In Gross v. Sun Life Assurance Company of Canada, No. 12-1175 (1st Cir. 2013), the First Circuit Court of Appeals (the “Court”) was faced with the question as to whether the “safe harbor” exception to the ERISA preemption applies to the long term disability insurance policy that covers plaintiff Diahann Gross (“Gross”). The district court found that it did not, and consequently held that Gross’s state law claims were preempted. Furthermore, the district court concluded that her insurer was entitled to the highly deferential “arbitrary and capricious” review prescribed for certain ERISA benefits decisions. Using that standard, the district court upheld the insurer’s denial of long term disability benefits to Gross.
In analyzing the case, the Court said that it agreed with the district court that the safe harbor exception is inapplicable, since Gross was covered by her employer’s “ERISA plan”, so that Gross’s state law claims are preempted by ERISA. However, the Court held that the benefits denial by the insurer was subject to de novo review. Joining several other circuits, the Court concluded that language requiring proof of disability “satisfactory to us” is inadequate to confer the discretionary authority that would trigger deferential review.

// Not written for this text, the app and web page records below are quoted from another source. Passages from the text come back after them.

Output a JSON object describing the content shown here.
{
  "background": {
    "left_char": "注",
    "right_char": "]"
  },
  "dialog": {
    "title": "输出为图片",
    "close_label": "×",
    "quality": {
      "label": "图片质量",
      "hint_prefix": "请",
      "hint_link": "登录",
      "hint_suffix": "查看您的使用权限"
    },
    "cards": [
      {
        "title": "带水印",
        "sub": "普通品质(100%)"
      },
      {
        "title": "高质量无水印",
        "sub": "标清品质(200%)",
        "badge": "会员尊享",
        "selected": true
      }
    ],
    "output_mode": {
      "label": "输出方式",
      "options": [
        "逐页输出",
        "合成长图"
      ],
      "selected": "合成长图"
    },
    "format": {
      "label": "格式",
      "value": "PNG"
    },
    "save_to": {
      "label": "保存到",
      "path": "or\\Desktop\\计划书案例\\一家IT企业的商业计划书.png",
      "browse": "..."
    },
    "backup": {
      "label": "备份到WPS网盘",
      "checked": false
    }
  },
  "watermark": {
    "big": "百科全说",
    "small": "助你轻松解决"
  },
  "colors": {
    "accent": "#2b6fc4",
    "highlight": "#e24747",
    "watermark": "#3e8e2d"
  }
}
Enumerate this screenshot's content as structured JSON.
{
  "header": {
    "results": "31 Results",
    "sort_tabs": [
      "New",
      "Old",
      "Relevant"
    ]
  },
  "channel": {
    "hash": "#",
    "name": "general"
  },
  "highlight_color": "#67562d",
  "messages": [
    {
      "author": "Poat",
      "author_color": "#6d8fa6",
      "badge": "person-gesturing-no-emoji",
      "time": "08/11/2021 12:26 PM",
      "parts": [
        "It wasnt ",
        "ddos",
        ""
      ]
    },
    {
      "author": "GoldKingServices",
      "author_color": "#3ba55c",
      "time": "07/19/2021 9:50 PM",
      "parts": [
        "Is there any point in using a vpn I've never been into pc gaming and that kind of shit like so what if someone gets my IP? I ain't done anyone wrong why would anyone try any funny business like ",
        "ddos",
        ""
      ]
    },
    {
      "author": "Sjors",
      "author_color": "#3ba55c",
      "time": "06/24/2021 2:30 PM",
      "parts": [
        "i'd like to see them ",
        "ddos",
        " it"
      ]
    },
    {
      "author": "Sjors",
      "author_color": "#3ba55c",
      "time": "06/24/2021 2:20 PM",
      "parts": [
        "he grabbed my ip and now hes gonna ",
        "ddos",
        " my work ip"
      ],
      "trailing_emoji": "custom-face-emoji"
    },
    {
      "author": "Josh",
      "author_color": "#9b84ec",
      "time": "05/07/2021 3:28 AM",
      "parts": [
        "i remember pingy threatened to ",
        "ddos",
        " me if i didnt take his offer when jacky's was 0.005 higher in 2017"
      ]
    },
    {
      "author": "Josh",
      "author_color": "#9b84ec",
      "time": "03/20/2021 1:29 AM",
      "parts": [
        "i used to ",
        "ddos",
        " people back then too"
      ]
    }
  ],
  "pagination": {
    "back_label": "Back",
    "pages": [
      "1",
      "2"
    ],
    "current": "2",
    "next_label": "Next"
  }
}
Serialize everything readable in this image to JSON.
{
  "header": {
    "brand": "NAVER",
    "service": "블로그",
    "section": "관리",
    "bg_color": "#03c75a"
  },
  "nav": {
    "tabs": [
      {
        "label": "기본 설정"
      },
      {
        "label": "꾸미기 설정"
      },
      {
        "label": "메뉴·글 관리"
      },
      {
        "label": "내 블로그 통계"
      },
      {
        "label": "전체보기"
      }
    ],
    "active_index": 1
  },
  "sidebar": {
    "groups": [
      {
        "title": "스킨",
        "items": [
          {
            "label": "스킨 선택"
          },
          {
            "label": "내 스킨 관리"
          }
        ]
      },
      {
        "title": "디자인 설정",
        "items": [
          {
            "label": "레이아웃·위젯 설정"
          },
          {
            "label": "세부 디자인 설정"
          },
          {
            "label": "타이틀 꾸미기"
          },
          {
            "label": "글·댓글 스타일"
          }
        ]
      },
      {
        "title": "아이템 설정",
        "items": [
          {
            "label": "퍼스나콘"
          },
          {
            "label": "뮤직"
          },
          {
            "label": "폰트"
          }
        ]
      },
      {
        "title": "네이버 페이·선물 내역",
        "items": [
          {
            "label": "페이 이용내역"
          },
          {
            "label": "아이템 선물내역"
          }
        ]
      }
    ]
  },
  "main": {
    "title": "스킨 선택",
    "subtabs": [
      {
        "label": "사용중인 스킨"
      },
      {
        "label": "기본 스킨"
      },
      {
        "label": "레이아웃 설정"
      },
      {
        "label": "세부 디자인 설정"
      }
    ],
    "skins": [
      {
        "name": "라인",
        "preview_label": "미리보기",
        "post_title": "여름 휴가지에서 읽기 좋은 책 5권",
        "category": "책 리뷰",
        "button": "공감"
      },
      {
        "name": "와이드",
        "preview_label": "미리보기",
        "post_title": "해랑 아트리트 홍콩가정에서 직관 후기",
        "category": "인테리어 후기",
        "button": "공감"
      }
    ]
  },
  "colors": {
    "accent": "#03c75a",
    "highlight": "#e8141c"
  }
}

The Court further concluded that the administrative record was inadequate to allow a full and fair-assessment of Gross’s entitlement to long term disability benefits. As such, the Court vacated the district court’s judgment and remanded the case back to the district court, so that it could return the matter to the insurer for further development of the record.